## YOUR ASSIGNMENT
Please say how many lines in the records below contain the word "screenshot", giving only the number.

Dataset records
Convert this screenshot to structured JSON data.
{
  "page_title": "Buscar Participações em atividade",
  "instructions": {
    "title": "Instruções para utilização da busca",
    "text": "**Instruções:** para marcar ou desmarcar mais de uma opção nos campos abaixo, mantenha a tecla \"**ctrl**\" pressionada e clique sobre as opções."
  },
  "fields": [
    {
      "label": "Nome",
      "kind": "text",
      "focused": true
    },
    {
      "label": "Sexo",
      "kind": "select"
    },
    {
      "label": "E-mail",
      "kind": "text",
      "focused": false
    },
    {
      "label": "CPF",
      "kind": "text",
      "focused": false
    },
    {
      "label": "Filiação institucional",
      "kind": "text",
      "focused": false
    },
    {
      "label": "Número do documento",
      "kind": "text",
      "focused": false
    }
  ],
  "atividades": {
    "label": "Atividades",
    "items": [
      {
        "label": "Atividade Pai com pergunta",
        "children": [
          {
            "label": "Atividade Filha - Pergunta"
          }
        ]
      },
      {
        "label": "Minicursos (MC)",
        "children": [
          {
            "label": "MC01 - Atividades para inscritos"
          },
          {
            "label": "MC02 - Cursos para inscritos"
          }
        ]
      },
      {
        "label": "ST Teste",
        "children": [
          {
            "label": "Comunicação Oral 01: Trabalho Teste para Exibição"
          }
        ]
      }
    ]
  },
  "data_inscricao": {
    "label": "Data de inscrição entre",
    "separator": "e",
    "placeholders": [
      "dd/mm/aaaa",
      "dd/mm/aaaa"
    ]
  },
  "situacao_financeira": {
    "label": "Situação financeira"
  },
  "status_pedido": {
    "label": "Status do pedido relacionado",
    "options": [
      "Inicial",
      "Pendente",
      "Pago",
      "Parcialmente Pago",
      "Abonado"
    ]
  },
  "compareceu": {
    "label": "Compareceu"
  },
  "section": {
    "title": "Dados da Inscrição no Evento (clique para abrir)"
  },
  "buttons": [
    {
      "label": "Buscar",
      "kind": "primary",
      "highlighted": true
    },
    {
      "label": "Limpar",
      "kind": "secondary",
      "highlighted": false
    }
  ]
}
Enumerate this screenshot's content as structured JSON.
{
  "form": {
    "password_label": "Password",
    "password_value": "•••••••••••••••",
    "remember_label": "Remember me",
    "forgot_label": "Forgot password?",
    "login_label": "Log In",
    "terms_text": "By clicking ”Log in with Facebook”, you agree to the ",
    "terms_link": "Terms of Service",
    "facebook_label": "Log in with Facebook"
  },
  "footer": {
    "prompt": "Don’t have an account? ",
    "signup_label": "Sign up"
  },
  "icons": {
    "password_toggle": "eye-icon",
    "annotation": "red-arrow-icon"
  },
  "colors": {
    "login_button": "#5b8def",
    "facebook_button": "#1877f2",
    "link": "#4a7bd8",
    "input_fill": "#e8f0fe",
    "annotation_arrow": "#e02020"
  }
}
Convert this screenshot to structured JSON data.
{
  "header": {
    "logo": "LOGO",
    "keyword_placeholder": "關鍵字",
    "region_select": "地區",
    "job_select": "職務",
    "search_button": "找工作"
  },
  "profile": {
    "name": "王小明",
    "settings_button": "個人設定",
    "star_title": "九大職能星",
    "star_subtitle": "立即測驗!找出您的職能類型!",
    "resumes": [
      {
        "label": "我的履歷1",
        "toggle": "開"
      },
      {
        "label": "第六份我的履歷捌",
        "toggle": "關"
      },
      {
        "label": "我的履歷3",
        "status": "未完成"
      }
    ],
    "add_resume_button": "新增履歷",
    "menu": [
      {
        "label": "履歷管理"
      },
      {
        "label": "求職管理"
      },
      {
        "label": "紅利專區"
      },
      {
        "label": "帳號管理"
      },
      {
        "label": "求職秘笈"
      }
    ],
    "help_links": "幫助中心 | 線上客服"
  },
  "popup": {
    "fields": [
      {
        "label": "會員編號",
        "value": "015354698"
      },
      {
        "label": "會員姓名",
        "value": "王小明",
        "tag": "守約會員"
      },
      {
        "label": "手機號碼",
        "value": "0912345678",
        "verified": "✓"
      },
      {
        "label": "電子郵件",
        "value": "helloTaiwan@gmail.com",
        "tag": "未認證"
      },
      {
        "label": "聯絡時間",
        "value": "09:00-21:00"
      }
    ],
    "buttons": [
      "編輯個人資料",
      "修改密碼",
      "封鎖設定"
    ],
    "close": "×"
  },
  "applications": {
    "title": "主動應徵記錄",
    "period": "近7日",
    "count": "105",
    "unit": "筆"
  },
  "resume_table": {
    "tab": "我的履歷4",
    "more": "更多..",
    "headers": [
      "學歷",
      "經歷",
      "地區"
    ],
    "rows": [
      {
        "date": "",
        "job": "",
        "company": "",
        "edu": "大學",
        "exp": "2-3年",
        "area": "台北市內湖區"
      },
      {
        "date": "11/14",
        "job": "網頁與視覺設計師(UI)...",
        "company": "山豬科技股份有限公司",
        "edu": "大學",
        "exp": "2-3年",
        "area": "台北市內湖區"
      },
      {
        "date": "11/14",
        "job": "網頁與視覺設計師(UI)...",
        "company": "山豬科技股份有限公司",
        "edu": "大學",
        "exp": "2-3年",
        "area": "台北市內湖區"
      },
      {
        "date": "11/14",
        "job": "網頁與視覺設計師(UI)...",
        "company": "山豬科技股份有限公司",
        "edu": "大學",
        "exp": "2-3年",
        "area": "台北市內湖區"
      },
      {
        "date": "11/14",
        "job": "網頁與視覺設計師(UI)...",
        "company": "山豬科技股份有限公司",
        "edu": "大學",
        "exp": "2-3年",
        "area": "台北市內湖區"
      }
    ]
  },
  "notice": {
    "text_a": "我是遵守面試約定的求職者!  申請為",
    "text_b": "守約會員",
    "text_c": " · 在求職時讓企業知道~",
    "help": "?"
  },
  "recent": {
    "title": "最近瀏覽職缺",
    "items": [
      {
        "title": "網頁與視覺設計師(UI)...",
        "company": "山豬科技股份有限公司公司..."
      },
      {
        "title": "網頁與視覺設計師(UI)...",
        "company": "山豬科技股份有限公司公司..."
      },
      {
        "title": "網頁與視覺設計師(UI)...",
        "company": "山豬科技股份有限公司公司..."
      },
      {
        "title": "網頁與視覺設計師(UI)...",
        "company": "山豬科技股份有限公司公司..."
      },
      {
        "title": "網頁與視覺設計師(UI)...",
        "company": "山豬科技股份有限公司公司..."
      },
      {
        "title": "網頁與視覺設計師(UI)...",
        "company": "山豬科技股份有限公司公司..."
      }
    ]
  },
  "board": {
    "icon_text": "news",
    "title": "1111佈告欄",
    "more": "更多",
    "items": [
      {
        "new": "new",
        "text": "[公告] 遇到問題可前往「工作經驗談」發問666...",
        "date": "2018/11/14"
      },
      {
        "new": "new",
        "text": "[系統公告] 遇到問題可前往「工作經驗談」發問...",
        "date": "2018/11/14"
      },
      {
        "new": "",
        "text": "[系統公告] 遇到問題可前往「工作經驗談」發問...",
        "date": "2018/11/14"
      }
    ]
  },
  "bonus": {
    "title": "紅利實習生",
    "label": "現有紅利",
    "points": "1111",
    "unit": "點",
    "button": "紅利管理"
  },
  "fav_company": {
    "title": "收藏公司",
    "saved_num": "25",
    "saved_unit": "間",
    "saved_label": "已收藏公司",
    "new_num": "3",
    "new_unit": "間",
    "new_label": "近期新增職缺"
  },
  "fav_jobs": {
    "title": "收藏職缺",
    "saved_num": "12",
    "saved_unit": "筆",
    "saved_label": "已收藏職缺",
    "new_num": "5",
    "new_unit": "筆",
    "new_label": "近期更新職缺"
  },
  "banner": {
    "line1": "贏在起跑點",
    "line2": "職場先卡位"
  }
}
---
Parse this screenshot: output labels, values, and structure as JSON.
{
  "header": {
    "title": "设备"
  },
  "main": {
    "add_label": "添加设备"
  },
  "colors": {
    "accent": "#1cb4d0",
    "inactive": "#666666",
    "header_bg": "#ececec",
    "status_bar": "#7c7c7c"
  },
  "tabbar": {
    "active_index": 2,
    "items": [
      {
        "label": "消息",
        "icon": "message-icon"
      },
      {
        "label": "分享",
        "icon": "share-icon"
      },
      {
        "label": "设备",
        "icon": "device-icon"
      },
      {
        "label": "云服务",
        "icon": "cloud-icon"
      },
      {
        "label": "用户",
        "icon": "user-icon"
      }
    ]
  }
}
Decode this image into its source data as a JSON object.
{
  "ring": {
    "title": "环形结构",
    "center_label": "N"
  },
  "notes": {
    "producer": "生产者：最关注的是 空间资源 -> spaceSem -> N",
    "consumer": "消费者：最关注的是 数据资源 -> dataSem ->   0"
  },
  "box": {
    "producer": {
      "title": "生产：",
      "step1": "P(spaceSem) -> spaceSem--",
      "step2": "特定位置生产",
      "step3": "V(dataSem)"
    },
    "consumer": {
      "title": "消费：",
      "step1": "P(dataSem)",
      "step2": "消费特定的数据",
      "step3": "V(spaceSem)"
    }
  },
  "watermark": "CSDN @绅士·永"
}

## EXERCISE RESPONSE
4